Ticktock goes the Kremlin clock. May 9th is looming, the militaristic highlight of Russia’s official calendar. The armed forces will goosestep across Red Square, while fearsome weapons systems, some of them usable, will trundle over the cobblestones.
The bombast celebrates the epoch-defining victory over Nazi Germany 78 years ago. More recent triumphs are harder to find; in the Ukraine war, Russia’s most serious military engagement since 1991, they are wholly absent. The sole bright spot lately has been the growth of Russian influence in Africa, spearheaded by the guns-for-hire Wagner Group. But that motley crew of mercenaries is unlikely to prompt a full-throated “Ura!” echoing off the Kremlin’s rose-red walls.
Nor is the Wagner Group’s boss cheering the Russian armed forces and their leaders.
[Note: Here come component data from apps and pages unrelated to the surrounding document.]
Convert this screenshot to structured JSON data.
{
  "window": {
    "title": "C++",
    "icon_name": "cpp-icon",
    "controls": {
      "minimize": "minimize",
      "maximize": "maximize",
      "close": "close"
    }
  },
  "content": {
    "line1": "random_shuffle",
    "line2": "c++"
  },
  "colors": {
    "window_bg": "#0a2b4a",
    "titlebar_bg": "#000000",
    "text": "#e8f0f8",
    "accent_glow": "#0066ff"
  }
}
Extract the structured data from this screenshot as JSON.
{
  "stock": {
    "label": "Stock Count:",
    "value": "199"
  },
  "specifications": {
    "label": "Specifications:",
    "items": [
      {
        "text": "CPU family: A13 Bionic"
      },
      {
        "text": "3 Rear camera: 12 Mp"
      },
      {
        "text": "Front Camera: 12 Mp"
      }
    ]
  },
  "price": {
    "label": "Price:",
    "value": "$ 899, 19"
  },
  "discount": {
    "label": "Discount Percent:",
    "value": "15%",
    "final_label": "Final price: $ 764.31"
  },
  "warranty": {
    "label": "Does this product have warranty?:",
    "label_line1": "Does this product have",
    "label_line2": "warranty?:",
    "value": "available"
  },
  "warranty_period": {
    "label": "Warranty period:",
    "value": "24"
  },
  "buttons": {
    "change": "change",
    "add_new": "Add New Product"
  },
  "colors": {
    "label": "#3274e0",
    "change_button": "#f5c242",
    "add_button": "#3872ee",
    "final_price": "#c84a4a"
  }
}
Yevgeny Prigozhin’s latest assessment of their performance in Ukraine is scathing. “We’ve turned the Russian army – the second army in the world – into what? Who the hell knows… What kind of army are we if we couldn’t even manage with teensy-weensy Ukraine?”
“It’s a complete mess everywhere, there’s no discipline. The army has everything, but there is absolutely no control, while there is an absolute paranoid gap between what is happening in the trenches, and what they know and think about in headquarters.”
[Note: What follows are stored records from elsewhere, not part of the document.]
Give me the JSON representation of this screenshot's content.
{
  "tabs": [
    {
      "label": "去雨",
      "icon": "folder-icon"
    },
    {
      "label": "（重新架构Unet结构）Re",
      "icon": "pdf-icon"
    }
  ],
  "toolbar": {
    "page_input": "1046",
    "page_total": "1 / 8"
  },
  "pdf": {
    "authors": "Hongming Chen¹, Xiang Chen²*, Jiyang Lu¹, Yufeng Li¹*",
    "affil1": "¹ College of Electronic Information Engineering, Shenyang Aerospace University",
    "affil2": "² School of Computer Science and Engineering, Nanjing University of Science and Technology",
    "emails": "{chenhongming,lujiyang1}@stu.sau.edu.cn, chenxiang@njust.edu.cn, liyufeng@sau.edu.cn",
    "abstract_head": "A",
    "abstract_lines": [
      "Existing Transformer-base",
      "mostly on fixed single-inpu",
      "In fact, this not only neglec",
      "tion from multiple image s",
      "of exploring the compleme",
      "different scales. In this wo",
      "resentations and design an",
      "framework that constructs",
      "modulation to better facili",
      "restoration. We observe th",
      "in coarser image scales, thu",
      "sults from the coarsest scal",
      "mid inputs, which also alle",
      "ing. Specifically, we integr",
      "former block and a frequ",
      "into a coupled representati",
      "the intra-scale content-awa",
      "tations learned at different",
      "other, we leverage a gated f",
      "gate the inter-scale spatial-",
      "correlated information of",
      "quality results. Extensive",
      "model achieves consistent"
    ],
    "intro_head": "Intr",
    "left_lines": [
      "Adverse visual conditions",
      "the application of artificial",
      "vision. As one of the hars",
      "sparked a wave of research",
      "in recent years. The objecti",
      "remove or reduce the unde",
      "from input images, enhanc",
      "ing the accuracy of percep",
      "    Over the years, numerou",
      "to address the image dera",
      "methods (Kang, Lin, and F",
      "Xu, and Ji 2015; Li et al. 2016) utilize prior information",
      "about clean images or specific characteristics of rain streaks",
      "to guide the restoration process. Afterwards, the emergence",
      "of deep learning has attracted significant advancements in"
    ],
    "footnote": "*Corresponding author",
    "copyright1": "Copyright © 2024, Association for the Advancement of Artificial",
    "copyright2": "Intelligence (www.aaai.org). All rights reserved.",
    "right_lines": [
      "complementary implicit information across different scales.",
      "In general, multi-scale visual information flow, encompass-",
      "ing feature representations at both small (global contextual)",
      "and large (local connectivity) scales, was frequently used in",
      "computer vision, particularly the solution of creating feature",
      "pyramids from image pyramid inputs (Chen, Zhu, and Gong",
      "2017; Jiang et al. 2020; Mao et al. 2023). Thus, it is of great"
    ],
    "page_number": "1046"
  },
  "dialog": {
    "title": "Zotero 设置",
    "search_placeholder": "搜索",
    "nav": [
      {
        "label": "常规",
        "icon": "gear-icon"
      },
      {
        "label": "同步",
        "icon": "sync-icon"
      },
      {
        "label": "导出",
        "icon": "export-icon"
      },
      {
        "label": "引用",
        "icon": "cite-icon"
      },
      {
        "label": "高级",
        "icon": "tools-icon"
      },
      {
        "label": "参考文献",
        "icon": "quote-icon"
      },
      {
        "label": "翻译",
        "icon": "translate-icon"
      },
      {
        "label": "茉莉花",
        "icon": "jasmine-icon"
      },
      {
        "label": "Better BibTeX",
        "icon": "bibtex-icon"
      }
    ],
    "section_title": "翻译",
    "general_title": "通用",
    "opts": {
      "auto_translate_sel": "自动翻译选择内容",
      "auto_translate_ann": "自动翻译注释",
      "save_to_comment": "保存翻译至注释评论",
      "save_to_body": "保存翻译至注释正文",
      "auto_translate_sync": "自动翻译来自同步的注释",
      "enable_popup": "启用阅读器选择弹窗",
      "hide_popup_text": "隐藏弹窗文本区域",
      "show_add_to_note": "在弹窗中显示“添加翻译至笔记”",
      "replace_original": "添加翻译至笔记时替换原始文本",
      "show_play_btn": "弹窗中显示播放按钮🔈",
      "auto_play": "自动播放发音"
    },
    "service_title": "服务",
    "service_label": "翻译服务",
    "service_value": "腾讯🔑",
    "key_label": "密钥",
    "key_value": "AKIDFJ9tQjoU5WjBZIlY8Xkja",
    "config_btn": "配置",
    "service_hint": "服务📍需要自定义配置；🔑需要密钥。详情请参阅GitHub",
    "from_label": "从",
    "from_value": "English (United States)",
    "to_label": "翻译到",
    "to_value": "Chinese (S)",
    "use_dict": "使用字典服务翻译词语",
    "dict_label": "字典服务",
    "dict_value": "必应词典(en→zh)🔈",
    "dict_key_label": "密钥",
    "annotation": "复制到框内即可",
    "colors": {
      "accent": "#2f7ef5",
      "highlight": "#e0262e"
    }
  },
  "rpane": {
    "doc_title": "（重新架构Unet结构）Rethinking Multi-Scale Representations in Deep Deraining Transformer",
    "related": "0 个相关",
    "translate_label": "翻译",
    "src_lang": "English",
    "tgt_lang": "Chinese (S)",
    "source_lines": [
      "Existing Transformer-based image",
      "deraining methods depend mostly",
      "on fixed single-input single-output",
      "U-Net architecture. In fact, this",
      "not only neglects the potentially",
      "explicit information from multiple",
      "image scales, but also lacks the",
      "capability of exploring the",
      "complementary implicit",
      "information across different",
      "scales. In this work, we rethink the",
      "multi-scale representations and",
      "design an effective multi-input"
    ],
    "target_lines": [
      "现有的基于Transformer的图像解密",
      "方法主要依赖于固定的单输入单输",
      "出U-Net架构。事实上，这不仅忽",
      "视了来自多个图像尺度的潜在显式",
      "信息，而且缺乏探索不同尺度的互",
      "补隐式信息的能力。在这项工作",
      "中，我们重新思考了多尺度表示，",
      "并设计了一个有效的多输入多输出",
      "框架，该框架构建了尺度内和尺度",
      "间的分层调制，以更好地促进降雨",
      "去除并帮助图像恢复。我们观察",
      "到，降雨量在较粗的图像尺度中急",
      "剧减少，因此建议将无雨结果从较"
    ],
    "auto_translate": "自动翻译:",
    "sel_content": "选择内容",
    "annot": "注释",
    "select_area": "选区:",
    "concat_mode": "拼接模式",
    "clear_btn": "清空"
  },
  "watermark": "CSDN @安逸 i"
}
The result: “Russia is on the brink of catastrophe… We need to stop deceiving the population and telling them that everything is fine.”
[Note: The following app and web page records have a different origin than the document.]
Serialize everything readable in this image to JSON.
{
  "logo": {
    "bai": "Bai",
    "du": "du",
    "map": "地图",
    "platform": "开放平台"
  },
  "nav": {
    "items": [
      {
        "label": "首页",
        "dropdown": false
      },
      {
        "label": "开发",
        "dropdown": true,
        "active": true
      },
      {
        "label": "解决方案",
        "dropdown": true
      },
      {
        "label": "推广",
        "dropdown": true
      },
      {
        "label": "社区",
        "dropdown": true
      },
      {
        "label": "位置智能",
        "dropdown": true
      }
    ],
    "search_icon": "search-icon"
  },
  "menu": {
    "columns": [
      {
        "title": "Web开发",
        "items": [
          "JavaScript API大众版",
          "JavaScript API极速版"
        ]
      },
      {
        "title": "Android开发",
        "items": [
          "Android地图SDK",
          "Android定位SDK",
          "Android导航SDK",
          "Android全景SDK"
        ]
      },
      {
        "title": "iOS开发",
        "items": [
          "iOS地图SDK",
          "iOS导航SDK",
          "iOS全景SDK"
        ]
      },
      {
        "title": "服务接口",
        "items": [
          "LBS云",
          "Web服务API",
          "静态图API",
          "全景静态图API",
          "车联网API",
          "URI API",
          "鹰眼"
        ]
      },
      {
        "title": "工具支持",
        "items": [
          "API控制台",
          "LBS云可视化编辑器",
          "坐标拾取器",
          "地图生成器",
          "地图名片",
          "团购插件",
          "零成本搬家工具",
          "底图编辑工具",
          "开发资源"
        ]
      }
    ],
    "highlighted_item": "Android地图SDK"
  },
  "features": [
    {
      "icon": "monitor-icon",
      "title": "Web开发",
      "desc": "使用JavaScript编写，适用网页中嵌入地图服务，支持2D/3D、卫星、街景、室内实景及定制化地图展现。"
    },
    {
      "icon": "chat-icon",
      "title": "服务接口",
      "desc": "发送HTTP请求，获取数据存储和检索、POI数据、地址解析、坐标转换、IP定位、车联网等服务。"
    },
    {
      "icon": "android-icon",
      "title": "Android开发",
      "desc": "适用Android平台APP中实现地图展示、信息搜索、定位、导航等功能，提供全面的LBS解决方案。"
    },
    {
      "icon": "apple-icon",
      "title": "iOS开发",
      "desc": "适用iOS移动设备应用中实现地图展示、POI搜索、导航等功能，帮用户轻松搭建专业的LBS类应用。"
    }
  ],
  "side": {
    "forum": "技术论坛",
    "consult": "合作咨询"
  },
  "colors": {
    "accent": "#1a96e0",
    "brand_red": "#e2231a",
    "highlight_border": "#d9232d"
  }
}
True, Prigozhin has his own agenda. He wants more ammunition for his men, embroiled in the lengthy and so far fruitless assault on the eastern Ukrainian town of Bakhmut. He may harbor greater ambitions: he describes fears that Wagner Group, if better supplied, might turn its guns on the Russian leadership as “interesting” — hardly a clarion call of loyalty.
But his outburst highlights an important point. Western attention over-focuses on Ukrainian decision-making. When will the offensive start? What will it prioritize? Are the stocks and training sufficient? Has the cost of defending Bakhmut been disproportionate? What is the definition of success? What will be the consequences of failure, real or perceived? These are all good questions, and it is true that Russian military setbacks will be the best boost for Western resolve. It is also true that answers to these questions should take account of the broader picture. If the West had done more, earlier, the strategic calculus would be different. Providing fighter aircraft would change it now.
The much harder question, though, concerns the Kremlin’s decision-making. Has Vladimir Putin lost his grip? Have demands for victory by May 9th made Russian generals reckless? Is Prigozhin right about Russian morale? What is the effect of the recent attacks (presumably by Ukrainian drones) on the fuel storage tanks in Sevastopol? Remember: Ukraine does not need to reconquer Crimea, at least at this stage. It just needs to make life there unattractive for the civilian Russian population. The great peninsular trophy of 2014 then becomes a hostage.
Reporting on these issues is hard; Russia is an increasingly closed society. Western journalists inside Russia risk imprisonment, and so do their sources. It is much easier to write about Ukraine.
But headlines are not deadlines. Ukraine’s forces are becoming ever-stronger, better trained, and equipped. Russia is experiencing (to put it mildly) some disagreements over strategy. If Prigozhin is right, their plight is worse than that.
Kyiv and Moscow are not just in different time zones; their decision-makers operate at a different tempo. Putin, a prisoner of his own propaganda, is in a hurry. Ukrainians, confident of victory, are not. So, set your watches according to the clocks in Kyiv. They tell the time right.
Europe’s Edge is CEPA’s online journal covering critical topics on the foreign policy docket across Europe and North America. All opinions are those of the author and do not necessarily represent the position or views of the institutions they represent or the Center for European Policy Analysis.